Again, I quite liked the idea of a 'guitar bar'.  And when this place first opened half-way down Nanluoguxiang, I had hopes for it.  So did a number of my muso friends; one or two of them, I think, even took their guitars along hoping to be able to jam - they were rebuffed.  Only the owner and his mate were ever allowed to play their guitars there.  And it was ALWAYS.... exactly.... the.... same.... set.  I kid you not.  You might appreciate that El Condor Pasa is a pretty tune; but, trust me, when you realise you're hearing it for the 10 or 12th time in a month (just because you always happen to be walking past at around 9.20pm), you start wanting to tear the wings off the freakin' bird!  The concept here was ELEVATOR MUSIC Played Live.  "Steady on, there, that was almost getting a little lively; remember, the tempo must always be plodding.  And can we not make the sound any brighter?  Does this Treble knob not go up to 11??"  It was just excruciating stuff.  Unsurprisingly, the clientele was exclusively Chinese; mainly Chinese tourists, at that; I used to fancy that they were probably mostly people who worked in shopping malls and found that they were suffering withdrawal from the canned music that surrounded them during their working life.  The service was comically awful as well (I gave the place a try a few times in its first year): on one occasion we ordered three Tsingtaos, and the serving lady brought them one at a time (with a minute or more gap between each one, despite the fact that the bar was so small that even she - tiny woman that she was - could easily have crossed it in only five or six steps); then she did an elaborate 'Oh, what have I forgotten?' dumbshow before returning once more in slow-motion to the counter to fetch the bottle-opener; our companion who had foolhardily ordered a coffee realised that he was never going to receive it.  (I kind of suspect they had an actively anti-laowai policy there, in fact.)  It's already re-opened - in much larger premises - on Gulou Dongdajie, near Amigo.  But the obscene noise pollution hazard (How did they get away with blaring their tinny muzak into the street at such screeching volumes??  Major kickbacks to the local police, I imagine.) on the middle of Nanluoguxiang has been removed within the last few days - and I am beside myself with joy!!

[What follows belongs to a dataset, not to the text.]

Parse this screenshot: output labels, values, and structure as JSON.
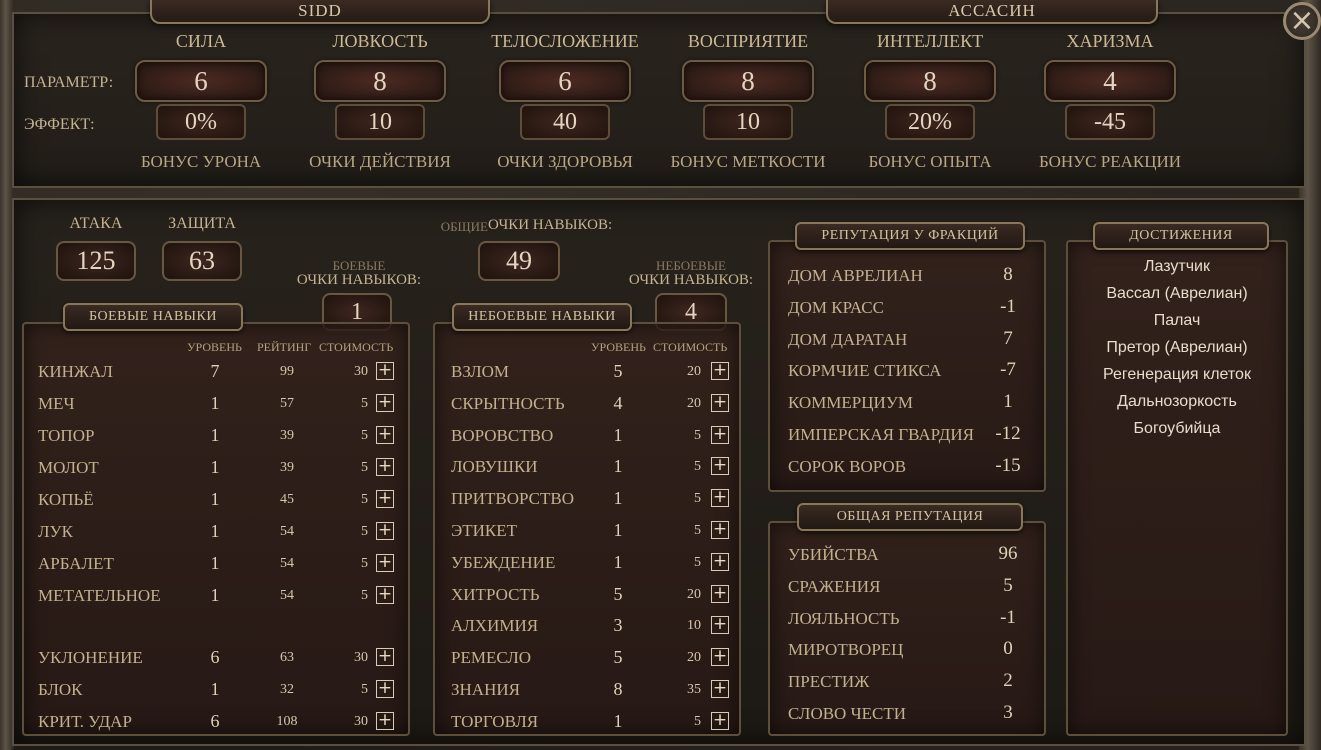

Anonymous said...

My GAWD, Froog! You slay me with this post. Fo schizzle. Especially #5, Guitar Bar. I had to sit and wheeze in an my attempts to laugh (yes, I am still in recovery, thus the reason I am chained to my house hence my computer thus your blog [tho your blog isn't the chaining bit, being home is]). It seriously makes one (--> me) want to see all of this in the flesh because it's difficult to believe anything could be as bad as all this. And if it really is that bad, it MUST be witnessed and experienced!

Froog said...

Oh, yes, the whole country is like some weird comedy lab experiment.

I think everyone here must take secret lessons in How To Be Inept. It's probably one of the core programs offered by the Confucius Institutes.

I hope that pneumonia of yours is on the mend now. I hate to be the cause of wheezing fits.